In Mexico, the Day of the Dead is a time of festivity and celebration. This festival celebrates the lives of family members who have passed. For this day, the dead are revered, honored, and respected. Day of the Dead skull, also called sugar skull, usually resemble the sugar or white chocolate skulls used in the festival. These skulls are usually idealized and very stylized. They are decorated with bright colors and vibrant flowers.

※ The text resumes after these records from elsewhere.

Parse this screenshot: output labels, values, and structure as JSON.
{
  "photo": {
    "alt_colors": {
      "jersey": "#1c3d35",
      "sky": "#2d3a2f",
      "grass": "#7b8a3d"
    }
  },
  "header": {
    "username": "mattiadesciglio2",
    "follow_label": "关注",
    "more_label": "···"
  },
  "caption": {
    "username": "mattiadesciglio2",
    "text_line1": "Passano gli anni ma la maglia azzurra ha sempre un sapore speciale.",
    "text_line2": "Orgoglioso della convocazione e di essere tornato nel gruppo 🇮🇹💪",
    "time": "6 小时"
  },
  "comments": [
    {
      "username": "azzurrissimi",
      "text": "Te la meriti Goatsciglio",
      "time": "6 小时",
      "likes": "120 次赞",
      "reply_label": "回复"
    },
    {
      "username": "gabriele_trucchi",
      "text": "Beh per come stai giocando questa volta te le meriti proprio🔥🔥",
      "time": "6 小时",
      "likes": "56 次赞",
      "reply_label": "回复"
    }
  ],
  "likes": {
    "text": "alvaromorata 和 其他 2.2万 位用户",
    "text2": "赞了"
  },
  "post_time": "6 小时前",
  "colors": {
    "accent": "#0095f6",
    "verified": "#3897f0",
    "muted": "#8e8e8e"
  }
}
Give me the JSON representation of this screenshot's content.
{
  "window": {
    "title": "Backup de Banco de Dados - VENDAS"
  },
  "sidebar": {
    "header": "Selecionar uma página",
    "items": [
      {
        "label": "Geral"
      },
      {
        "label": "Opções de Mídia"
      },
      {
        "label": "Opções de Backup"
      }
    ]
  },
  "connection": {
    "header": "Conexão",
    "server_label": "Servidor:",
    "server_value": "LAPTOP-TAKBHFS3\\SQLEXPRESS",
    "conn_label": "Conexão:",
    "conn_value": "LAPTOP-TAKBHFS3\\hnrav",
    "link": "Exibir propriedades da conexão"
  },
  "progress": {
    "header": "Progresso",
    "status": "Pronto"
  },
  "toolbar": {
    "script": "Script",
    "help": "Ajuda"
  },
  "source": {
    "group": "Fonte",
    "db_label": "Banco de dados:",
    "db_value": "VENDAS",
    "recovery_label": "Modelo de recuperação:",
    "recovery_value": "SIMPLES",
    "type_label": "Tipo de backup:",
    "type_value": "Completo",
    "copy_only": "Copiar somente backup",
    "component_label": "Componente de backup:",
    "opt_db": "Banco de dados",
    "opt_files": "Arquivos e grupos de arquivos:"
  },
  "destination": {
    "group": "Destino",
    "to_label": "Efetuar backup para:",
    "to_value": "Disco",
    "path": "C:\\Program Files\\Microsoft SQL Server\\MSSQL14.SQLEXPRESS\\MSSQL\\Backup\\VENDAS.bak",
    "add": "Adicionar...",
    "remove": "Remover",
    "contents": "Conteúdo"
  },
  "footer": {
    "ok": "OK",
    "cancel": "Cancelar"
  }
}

Delving into sugar skull meaning is actually very simple. Of course, it’s not like the Mexicans just went ahead, created, and decorated skulls made of confectionery just for the heck of it. Of course, there’s a deeper meaning behind the decorative skulls that adorn every tomb and household in Mexico during Dia de los Muertos. As much as possible, these skulls must be homemade. This is because these skulls are made as an offering to their dead loved ones. Because of this, it is not all that uncommon to see sugar skulls on tombs together with the deceased one’s favorite food and/or items.